▸ Source material:
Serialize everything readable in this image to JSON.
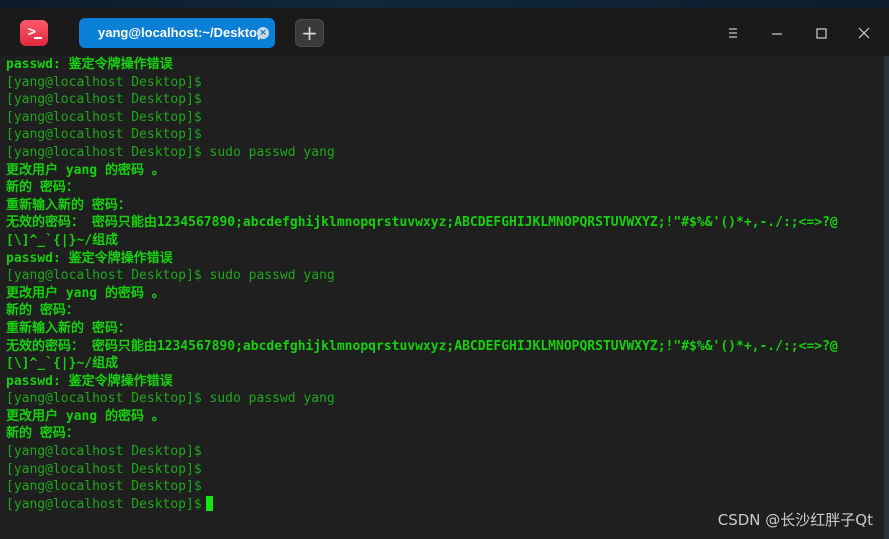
{
  "window": {
    "tab_title": "yang@localhost:~/Desktop",
    "tab_close_glyph": "×",
    "add_tab_glyph": "+",
    "app_icon_glyph": ">"
  },
  "terminal": {
    "lines": [
      {
        "text": "passwd: 鉴定令牌操作错误",
        "kind": "out"
      },
      {
        "text": "[yang@localhost Desktop]$",
        "kind": "prompt"
      },
      {
        "text": "[yang@localhost Desktop]$",
        "kind": "prompt"
      },
      {
        "text": "[yang@localhost Desktop]$",
        "kind": "prompt"
      },
      {
        "text": "[yang@localhost Desktop]$",
        "kind": "prompt"
      },
      {
        "text": "[yang@localhost Desktop]$ sudo passwd yang",
        "kind": "prompt"
      },
      {
        "text": "更改用户 yang 的密码 。",
        "kind": "out"
      },
      {
        "text": "新的 密码：",
        "kind": "out"
      },
      {
        "text": "重新输入新的 密码：",
        "kind": "out"
      },
      {
        "text": "无效的密码： 密码只能由1234567890;abcdefghijklmnopqrstuvwxyz;ABCDEFGHIJKLMNOPQRSTUVWXYZ;!\"#$%&'()*+,-./:;<=>?@",
        "kind": "out"
      },
      {
        "text": "[\\]^_`{|}~/组成",
        "kind": "out"
      },
      {
        "text": "passwd: 鉴定令牌操作错误",
        "kind": "out"
      },
      {
        "text": "[yang@localhost Desktop]$ sudo passwd yang",
        "kind": "prompt"
      },
      {
        "text": "更改用户 yang 的密码 。",
        "kind": "out"
      },
      {
        "text": "新的 密码：",
        "kind": "out"
      },
      {
        "text": "重新输入新的 密码：",
        "kind": "out"
      },
      {
        "text": "无效的密码： 密码只能由1234567890;abcdefghijklmnopqrstuvwxyz;ABCDEFGHIJKLMNOPQRSTUVWXYZ;!\"#$%&'()*+,-./:;<=>?@",
        "kind": "out"
      },
      {
        "text": "[\\]^_`{|}~/组成",
        "kind": "out"
      },
      {
        "text": "passwd: 鉴定令牌操作错误",
        "kind": "out"
      },
      {
        "text": "[yang@localhost Desktop]$ sudo passwd yang",
        "kind": "prompt"
      },
      {
        "text": "更改用户 yang 的密码 。",
        "kind": "out"
      },
      {
        "text": "新的 密码：",
        "kind": "out"
      },
      {
        "text": "[yang@localhost Desktop]$",
        "kind": "prompt"
      },
      {
        "text": "[yang@localhost Desktop]$",
        "kind": "prompt"
      },
      {
        "text": "[yang@localhost Desktop]$",
        "kind": "prompt"
      },
      {
        "text": "[yang@localhost Desktop]$",
        "kind": "prompt"
      }
    ]
  },
  "watermark": "CSDN @长沙红胖子Qt",
  "colors": {
    "terminal_text": "#16c60c",
    "tab_accent": "#0a7fd6",
    "app_icon": "#e0283e",
    "background": "#1f1f1f"
  }
}
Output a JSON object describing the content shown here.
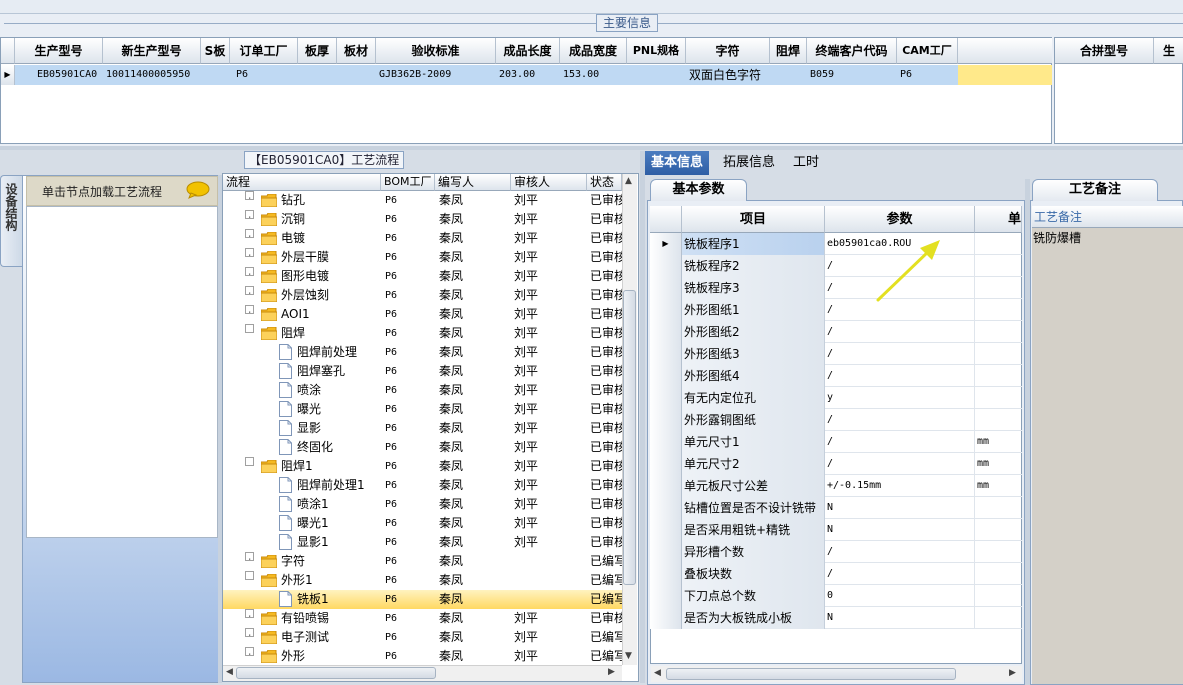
{
  "main_info": {
    "title": "主要信息",
    "columns": [
      "生产型号",
      "新生产型号",
      "S板",
      "订单工厂",
      "板厚",
      "板材",
      "验收标准",
      "成品长度",
      "成品宽度",
      "PNL规格",
      "字符",
      "阻焊",
      "终端客户代码",
      "CAM工厂"
    ],
    "row": [
      "EB05901CA0",
      "10011400005950",
      "",
      "P6",
      "",
      "",
      "GJB362B-2009",
      "203.00",
      "153.00",
      "",
      "双面白色字符",
      "",
      "B059",
      "P6"
    ],
    "side_columns": [
      "合拼型号",
      "生"
    ]
  },
  "left_panel": {
    "vertical_tab": "设备结构",
    "hint": "单击节点加载工艺流程"
  },
  "tree": {
    "title": "【EB05901CA0】工艺流程",
    "columns": [
      "流程",
      "BOM工厂",
      "编写人",
      "审核人",
      "状态"
    ],
    "rows": [
      {
        "name": "钻孔",
        "bom": "P6",
        "writer": "秦凤",
        "reviewer": "刘平",
        "status": "已审核",
        "level": 0,
        "exp": "+"
      },
      {
        "name": "沉铜",
        "bom": "P6",
        "writer": "秦凤",
        "reviewer": "刘平",
        "status": "已审核",
        "level": 0,
        "exp": "+"
      },
      {
        "name": "电镀",
        "bom": "P6",
        "writer": "秦凤",
        "reviewer": "刘平",
        "status": "已审核",
        "level": 0,
        "exp": "+"
      },
      {
        "name": "外层干膜",
        "bom": "P6",
        "writer": "秦凤",
        "reviewer": "刘平",
        "status": "已审核",
        "level": 0,
        "exp": "+"
      },
      {
        "name": "图形电镀",
        "bom": "P6",
        "writer": "秦凤",
        "reviewer": "刘平",
        "status": "已审核",
        "level": 0,
        "exp": "+"
      },
      {
        "name": "外层蚀刻",
        "bom": "P6",
        "writer": "秦凤",
        "reviewer": "刘平",
        "status": "已审核",
        "level": 0,
        "exp": "+"
      },
      {
        "name": "AOI1",
        "bom": "P6",
        "writer": "秦凤",
        "reviewer": "刘平",
        "status": "已审核",
        "level": 0,
        "exp": "+"
      },
      {
        "name": "阻焊",
        "bom": "P6",
        "writer": "秦凤",
        "reviewer": "刘平",
        "status": "已审核",
        "level": 0,
        "exp": "-"
      },
      {
        "name": "阻焊前处理",
        "bom": "P6",
        "writer": "秦凤",
        "reviewer": "刘平",
        "status": "已审核",
        "level": 1
      },
      {
        "name": "阻焊塞孔",
        "bom": "P6",
        "writer": "秦凤",
        "reviewer": "刘平",
        "status": "已审核",
        "level": 1
      },
      {
        "name": "喷涂",
        "bom": "P6",
        "writer": "秦凤",
        "reviewer": "刘平",
        "status": "已审核",
        "level": 1
      },
      {
        "name": "曝光",
        "bom": "P6",
        "writer": "秦凤",
        "reviewer": "刘平",
        "status": "已审核",
        "level": 1
      },
      {
        "name": "显影",
        "bom": "P6",
        "writer": "秦凤",
        "reviewer": "刘平",
        "status": "已审核",
        "level": 1
      },
      {
        "name": "终固化",
        "bom": "P6",
        "writer": "秦凤",
        "reviewer": "刘平",
        "status": "已审核",
        "level": 1
      },
      {
        "name": "阻焊1",
        "bom": "P6",
        "writer": "秦凤",
        "reviewer": "刘平",
        "status": "已审核",
        "level": 0,
        "exp": "-"
      },
      {
        "name": "阻焊前处理1",
        "bom": "P6",
        "writer": "秦凤",
        "reviewer": "刘平",
        "status": "已审核",
        "level": 1
      },
      {
        "name": "喷涂1",
        "bom": "P6",
        "writer": "秦凤",
        "reviewer": "刘平",
        "status": "已审核",
        "level": 1
      },
      {
        "name": "曝光1",
        "bom": "P6",
        "writer": "秦凤",
        "reviewer": "刘平",
        "status": "已审核",
        "level": 1
      },
      {
        "name": "显影1",
        "bom": "P6",
        "writer": "秦凤",
        "reviewer": "刘平",
        "status": "已审核",
        "level": 1
      },
      {
        "name": "字符",
        "bom": "P6",
        "writer": "秦凤",
        "reviewer": "",
        "status": "已编写",
        "level": 0,
        "exp": "+"
      },
      {
        "name": "外形1",
        "bom": "P6",
        "writer": "秦凤",
        "reviewer": "",
        "status": "已编写",
        "level": 0,
        "exp": "-"
      },
      {
        "name": "铣板1",
        "bom": "P6",
        "writer": "秦凤",
        "reviewer": "",
        "status": "已编写",
        "level": 1,
        "selected": true
      },
      {
        "name": "有铅喷锡",
        "bom": "P6",
        "writer": "秦凤",
        "reviewer": "刘平",
        "status": "已审核",
        "level": 0,
        "exp": "+"
      },
      {
        "name": "电子测试",
        "bom": "P6",
        "writer": "秦凤",
        "reviewer": "刘平",
        "status": "已编写",
        "level": 0,
        "exp": "+"
      },
      {
        "name": "外形",
        "bom": "P6",
        "writer": "秦凤",
        "reviewer": "刘平",
        "status": "已编写",
        "level": 0,
        "exp": "+"
      }
    ]
  },
  "right_tabs": [
    "基本信息",
    "拓展信息",
    "工时"
  ],
  "params": {
    "subtab": "基本参数",
    "columns": [
      "项目",
      "参数",
      "单"
    ],
    "rows": [
      {
        "item": "铣板程序1",
        "value": "eb05901ca0.ROU",
        "unit": ""
      },
      {
        "item": "铣板程序2",
        "value": "/",
        "unit": ""
      },
      {
        "item": "铣板程序3",
        "value": "/",
        "unit": ""
      },
      {
        "item": "外形图纸1",
        "value": "/",
        "unit": ""
      },
      {
        "item": "外形图纸2",
        "value": "/",
        "unit": ""
      },
      {
        "item": "外形图纸3",
        "value": "/",
        "unit": ""
      },
      {
        "item": "外形图纸4",
        "value": "/",
        "unit": ""
      },
      {
        "item": "有无内定位孔",
        "value": "y",
        "unit": ""
      },
      {
        "item": "外形露铜图纸",
        "value": "/",
        "unit": ""
      },
      {
        "item": "单元尺寸1",
        "value": "/",
        "unit": "mm"
      },
      {
        "item": "单元尺寸2",
        "value": "/",
        "unit": "mm"
      },
      {
        "item": "单元板尺寸公差",
        "value": "+/-0.15mm",
        "unit": "mm"
      },
      {
        "item": "钻槽位置是否不设计铣带",
        "value": "N",
        "unit": ""
      },
      {
        "item": "是否采用粗铣+精铣",
        "value": "N",
        "unit": ""
      },
      {
        "item": "异形槽个数",
        "value": "/",
        "unit": ""
      },
      {
        "item": "叠板块数",
        "value": "/",
        "unit": ""
      },
      {
        "item": "下刀点总个数",
        "value": "0",
        "unit": ""
      },
      {
        "item": "是否为大板铣成小板",
        "value": "N",
        "unit": ""
      }
    ]
  },
  "remark": {
    "tab": "工艺备注",
    "header": "工艺备注",
    "value": "铣防爆槽"
  }
}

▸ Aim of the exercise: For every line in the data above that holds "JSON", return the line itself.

▸ Answer section:
Serialize everything readable in this image to JSON.
Output a JSON object describing the content shown here.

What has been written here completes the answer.